BEGIN Data records

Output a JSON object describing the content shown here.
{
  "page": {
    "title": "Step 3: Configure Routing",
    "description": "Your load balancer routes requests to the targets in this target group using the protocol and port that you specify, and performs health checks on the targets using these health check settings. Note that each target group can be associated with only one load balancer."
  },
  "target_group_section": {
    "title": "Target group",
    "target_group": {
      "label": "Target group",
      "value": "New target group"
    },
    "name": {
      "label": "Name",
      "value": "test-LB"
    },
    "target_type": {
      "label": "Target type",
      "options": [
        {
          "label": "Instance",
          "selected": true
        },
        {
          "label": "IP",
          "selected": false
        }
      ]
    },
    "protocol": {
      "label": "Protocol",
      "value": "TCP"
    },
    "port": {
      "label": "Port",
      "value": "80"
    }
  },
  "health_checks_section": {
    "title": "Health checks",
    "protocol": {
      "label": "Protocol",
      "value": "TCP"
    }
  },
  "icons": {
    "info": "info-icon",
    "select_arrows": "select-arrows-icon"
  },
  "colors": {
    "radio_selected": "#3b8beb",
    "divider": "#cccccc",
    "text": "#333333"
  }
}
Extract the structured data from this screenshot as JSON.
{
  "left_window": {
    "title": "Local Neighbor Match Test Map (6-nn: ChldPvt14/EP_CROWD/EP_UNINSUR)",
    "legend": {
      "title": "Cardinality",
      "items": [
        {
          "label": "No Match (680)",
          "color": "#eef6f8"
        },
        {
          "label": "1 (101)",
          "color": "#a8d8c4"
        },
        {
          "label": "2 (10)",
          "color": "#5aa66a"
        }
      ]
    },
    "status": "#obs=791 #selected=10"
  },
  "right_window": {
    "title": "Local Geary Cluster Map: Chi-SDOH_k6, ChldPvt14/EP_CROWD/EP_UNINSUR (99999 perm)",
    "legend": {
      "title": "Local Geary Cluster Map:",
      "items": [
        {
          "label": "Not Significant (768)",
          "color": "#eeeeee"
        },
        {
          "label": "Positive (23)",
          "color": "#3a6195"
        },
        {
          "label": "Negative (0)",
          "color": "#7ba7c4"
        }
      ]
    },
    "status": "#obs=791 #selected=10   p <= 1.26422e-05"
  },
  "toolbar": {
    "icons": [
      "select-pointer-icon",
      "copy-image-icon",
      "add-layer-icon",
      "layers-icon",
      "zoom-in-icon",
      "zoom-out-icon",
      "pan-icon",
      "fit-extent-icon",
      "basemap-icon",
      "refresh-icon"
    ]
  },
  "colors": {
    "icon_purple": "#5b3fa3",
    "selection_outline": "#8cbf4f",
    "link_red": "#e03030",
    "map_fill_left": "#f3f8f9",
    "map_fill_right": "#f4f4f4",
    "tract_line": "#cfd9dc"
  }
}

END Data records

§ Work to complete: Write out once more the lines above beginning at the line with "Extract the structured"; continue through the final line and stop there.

§ Solution to the exercise:
Extract the structured data from this screenshot as JSON.
{
  "left_window": {
    "title": "Local Neighbor Match Test Map (6-nn: ChldPvt14/EP_CROWD/EP_UNINSUR)",
    "legend": {
      "title": "Cardinality",
      "items": [
        {
          "label": "No Match (680)",
          "color": "#eef6f8"
        },
        {
          "label": "1 (101)",
          "color": "#a8d8c4"
        },
        {
          "label": "2 (10)",
          "color": "#5aa66a"
        }
      ]
    },
    "status": "#obs=791 #selected=10"
  },
  "right_window": {
    "title": "Local Geary Cluster Map: Chi-SDOH_k6, ChldPvt14/EP_CROWD/EP_UNINSUR (99999 perm)",
    "legend": {
      "title": "Local Geary Cluster Map:",
      "items": [
        {
          "label": "Not Significant (768)",
          "color": "#eeeeee"
        },
        {
          "label": "Positive (23)",
          "color": "#3a6195"
        },
        {
          "label": "Negative (0)",
          "color": "#7ba7c4"
        }
      ]
    },
    "status": "#obs=791 #selected=10   p <= 1.26422e-05"
  },
  "toolbar": {
    "icons": [
      "select-pointer-icon",
      "copy-image-icon",
      "add-layer-icon",
      "layers-icon",
      "zoom-in-icon",
      "zoom-out-icon",
      "pan-icon",
      "fit-extent-icon",
      "basemap-icon",
      "refresh-icon"
    ]
  },
  "colors": {
    "icon_purple": "#5b3fa3",
    "selection_outline": "#8cbf4f",
    "link_red": "#e03030",
    "map_fill_left": "#f3f8f9",
    "map_fill_right": "#f4f4f4",
    "tract_line": "#cfd9dc"
  }
}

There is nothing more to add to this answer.